B5 - Reducing the negative impacts of crowding
Crowded living conditions, the close proximity of a group of people, increase the risk of the spread of infectious diseases, such as respiratory infections, meningococcal disease, rheumatic fever and tuberculosis.
The better planning of the house and the surrounding living environment can reduce crowding, and access to functioning health hardware, such as hot water, showers and clothes washing facilities, can reduce the health impacts of crowding.
Crowding of a house may be a regular, temporary and desirable event. A party, ceremony or sports carnival may all be important cultural events involving large numbers of people. This should not be confused with long term, involuntary crowding together of one large family into a very small house or several families into one house due to lack of available housing or poverty.
At the beginning of any housing project, estimate the number of people likely to be using the houses, especially at peak times. This can be difficult to calculate when there is a general lack of housing in the surrounding community and people need to share the resources that any functioning house can provide. The number of bedrooms, square metre area of the house or housing management rules may not be a good indicator of the future population of the house.

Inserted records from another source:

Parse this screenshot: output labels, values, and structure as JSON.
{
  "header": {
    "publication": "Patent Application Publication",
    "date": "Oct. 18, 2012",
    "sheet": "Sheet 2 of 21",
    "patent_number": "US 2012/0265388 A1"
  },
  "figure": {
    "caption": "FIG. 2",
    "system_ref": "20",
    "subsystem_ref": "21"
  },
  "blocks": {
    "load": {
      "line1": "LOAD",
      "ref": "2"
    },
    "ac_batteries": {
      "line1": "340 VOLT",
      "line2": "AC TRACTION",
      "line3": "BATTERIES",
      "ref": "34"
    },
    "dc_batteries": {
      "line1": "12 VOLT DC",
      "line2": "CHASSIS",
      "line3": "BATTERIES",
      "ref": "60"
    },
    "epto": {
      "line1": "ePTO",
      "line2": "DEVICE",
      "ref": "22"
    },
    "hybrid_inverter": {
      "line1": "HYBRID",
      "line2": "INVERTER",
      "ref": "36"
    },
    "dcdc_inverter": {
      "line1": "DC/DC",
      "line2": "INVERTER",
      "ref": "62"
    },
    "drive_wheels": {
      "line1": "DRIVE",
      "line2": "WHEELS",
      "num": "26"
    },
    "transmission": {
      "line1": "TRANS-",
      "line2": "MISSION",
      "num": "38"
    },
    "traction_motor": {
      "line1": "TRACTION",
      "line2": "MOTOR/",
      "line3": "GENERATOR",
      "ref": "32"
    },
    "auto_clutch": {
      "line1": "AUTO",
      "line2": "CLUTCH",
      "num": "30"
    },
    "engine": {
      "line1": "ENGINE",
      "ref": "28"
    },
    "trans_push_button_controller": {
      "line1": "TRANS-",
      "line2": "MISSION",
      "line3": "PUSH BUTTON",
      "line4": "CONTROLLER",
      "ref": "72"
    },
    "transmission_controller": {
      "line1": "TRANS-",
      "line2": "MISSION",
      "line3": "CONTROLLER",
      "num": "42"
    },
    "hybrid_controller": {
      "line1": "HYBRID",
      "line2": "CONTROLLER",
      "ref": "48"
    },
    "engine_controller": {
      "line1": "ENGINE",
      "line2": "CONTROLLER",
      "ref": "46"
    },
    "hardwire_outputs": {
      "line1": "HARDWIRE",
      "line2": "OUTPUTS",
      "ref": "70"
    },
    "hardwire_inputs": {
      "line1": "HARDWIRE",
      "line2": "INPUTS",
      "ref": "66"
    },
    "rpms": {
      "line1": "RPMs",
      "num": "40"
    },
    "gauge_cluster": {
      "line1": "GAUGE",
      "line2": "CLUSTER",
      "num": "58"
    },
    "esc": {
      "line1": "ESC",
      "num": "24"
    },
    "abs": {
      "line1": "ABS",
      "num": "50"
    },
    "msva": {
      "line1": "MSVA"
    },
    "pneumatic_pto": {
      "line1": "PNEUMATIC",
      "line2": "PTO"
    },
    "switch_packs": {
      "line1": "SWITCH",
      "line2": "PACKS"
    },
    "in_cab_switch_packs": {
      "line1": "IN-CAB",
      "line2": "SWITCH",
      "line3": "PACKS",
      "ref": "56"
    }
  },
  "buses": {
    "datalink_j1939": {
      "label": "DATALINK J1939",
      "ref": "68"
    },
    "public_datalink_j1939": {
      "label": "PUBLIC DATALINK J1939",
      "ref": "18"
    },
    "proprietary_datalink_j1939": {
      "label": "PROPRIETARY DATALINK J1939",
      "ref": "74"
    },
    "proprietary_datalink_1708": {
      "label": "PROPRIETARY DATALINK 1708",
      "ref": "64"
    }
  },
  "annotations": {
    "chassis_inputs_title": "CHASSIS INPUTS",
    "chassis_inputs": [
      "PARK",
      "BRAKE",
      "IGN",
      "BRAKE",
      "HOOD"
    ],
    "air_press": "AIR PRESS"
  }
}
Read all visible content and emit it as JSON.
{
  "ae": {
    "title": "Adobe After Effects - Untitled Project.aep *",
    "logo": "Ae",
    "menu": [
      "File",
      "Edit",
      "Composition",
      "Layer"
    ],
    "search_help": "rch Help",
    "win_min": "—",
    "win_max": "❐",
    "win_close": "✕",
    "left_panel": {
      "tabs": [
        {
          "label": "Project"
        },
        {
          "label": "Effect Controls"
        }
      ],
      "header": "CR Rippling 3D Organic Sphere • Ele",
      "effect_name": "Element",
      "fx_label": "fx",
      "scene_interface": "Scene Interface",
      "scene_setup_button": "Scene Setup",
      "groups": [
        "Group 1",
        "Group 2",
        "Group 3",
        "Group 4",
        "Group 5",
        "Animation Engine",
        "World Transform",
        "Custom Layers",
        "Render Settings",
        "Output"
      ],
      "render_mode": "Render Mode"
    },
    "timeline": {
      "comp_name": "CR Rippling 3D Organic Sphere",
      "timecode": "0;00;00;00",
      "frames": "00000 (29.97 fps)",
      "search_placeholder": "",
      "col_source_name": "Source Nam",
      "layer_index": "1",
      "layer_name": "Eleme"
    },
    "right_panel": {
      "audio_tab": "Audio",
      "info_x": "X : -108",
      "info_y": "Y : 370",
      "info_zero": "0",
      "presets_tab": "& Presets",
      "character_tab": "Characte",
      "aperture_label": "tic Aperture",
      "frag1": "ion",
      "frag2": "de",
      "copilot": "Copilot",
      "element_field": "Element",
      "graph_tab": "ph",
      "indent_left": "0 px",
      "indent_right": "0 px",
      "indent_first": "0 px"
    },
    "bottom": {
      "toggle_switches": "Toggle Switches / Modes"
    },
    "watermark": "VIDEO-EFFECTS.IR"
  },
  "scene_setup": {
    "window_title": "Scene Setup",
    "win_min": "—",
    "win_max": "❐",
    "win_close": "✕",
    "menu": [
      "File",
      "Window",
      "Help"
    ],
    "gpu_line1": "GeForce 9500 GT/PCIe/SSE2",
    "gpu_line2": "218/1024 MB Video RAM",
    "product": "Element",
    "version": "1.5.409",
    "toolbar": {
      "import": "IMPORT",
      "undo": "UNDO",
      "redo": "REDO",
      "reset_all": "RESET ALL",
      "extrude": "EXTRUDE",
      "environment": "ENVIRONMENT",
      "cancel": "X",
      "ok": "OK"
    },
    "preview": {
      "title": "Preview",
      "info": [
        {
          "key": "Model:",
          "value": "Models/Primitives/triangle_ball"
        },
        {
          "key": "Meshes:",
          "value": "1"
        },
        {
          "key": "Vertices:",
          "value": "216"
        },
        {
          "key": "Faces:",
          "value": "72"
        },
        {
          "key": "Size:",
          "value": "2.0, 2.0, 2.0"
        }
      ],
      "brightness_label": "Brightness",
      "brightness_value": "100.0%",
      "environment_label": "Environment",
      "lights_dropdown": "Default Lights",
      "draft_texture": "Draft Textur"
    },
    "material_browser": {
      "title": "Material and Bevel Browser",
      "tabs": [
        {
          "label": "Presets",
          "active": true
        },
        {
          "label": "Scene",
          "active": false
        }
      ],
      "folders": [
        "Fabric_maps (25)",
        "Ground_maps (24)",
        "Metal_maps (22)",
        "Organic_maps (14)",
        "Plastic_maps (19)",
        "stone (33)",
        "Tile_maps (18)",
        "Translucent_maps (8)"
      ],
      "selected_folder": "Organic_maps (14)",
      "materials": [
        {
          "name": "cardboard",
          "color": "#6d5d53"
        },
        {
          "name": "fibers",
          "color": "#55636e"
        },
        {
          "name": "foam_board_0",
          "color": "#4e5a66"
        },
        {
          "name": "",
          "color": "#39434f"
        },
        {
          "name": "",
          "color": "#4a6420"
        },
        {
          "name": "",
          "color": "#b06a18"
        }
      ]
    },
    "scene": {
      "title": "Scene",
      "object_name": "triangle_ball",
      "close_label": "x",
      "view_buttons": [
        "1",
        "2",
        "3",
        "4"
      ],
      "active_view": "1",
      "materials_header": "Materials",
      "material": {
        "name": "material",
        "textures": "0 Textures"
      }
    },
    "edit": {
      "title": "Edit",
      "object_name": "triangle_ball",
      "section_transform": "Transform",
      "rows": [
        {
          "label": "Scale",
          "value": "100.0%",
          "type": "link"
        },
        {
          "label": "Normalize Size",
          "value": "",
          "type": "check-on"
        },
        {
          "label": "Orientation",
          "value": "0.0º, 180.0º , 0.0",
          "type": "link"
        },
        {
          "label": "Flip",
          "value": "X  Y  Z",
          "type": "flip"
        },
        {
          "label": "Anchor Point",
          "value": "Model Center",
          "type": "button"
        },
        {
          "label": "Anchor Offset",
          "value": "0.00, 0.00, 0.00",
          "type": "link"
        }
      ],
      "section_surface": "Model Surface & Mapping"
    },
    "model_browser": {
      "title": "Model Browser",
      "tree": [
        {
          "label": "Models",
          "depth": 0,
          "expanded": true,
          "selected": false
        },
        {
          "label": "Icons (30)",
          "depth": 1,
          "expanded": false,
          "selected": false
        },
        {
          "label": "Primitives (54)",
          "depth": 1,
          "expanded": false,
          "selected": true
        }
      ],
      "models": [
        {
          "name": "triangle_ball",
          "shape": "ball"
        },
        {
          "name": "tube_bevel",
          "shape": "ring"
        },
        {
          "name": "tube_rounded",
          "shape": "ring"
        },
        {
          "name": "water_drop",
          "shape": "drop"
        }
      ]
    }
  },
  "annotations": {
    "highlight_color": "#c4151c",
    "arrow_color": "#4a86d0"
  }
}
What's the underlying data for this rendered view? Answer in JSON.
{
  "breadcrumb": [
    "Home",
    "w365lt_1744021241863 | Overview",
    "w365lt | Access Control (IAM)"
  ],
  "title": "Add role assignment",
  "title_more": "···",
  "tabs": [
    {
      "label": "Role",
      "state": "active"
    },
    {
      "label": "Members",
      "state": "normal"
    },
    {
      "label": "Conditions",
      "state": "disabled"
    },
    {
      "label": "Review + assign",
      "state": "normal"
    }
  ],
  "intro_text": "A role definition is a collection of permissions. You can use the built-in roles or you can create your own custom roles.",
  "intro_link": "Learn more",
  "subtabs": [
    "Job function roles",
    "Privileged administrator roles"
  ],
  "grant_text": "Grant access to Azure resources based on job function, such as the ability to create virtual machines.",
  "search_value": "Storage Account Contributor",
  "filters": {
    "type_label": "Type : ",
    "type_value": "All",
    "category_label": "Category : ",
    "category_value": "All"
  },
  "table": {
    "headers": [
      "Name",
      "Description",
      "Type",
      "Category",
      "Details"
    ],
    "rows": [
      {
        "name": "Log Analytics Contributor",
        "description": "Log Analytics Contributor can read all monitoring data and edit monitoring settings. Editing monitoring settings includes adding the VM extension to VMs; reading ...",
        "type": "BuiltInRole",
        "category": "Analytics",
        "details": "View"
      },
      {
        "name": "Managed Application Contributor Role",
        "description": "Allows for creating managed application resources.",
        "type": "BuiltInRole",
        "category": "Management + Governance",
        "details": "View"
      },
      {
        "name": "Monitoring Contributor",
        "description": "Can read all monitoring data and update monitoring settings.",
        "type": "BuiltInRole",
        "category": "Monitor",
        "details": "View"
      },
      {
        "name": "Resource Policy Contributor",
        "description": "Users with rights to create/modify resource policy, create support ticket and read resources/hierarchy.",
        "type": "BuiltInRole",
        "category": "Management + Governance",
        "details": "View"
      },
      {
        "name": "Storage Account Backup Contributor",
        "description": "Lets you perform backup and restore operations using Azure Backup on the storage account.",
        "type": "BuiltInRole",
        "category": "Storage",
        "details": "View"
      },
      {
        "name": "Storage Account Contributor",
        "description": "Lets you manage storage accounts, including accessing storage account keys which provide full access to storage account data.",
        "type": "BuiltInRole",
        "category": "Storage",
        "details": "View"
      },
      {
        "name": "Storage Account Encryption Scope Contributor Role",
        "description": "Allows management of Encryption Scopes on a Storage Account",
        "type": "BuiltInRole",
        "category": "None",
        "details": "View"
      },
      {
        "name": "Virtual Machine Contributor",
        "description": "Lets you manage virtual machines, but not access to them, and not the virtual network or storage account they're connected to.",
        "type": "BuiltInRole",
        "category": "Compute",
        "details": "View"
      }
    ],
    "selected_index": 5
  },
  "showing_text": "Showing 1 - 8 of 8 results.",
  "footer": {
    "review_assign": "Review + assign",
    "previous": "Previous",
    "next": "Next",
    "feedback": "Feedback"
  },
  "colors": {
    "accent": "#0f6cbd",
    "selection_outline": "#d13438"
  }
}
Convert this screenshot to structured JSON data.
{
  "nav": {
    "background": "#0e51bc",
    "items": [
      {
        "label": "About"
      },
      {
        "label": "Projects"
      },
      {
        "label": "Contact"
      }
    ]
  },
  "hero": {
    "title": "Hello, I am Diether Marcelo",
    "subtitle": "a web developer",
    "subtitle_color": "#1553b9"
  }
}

As the following example shows, estimated population per house cannot be calculated by simply dividing a community’s population by the number of houses in the community.
In a community with 300 people and 50 houses, it could be assumed that an average of six people live in each house. Consultation with the community may reveal that only 25 of the 50 houses have health hardware working, and residents of the ‘non-functional’ houses have to use the houses in which health hardware is working, which means the average house population would be 12 people. If a sports carnival is held in the community or during the annual wet season (when lack of easy access to smaller surrounding communities is stopped by flooded roads and people relocate to the main towns for 3-4 months), the population could double or treble and the demand on working houses to could increase to 24 – 36 people per house.
Beware of estimating house population by dividing the community population by house numbers because this could mean that houses will not be designed to have sufficient space and health hardware, and the residents will experience increased health risks.
It is also possible that specific parts of a house can become crowded at particular times. For example, in extreme climatic conditions, all members of the household are likely to congregate in the one room of the house that can be cooled or heated and this can lead to the increased spread of infection, even in small households.
Even if all houses in a community are fully functional, some families will choose to live in large, multi-generational households. These families will not necessarily consider their house to be crowded, but could suffer health effects if the health hardware is not adequate for the number of people living in the house. A large household population can also cause health hardware to fail prematurely simply because it is used more.
Many people using a house may lead to high power bills and the choice between making rental payments, buying food or paying for power. Lack of power may mean losing access to all the health hardware services provided by the house and a greater health impact. Therefore, energy efficiency, in house design and specification, should be seen as playing an important part in reducing crowding and maintaining health.
More houses may reduce the negative impacts of over-crowding, however the example above shows that it is also necessary to design for peak populations. This can be achieved by providing more health hardware in houses, ensuring access is possible to the health hardware, developing the yard and edges of houses to provide more household service, cooling and heating several rooms in the house, providing additional sleeping areas for guests, and ensuring the health hardware in most houses in a community is functioning most of the time through regular maintenance.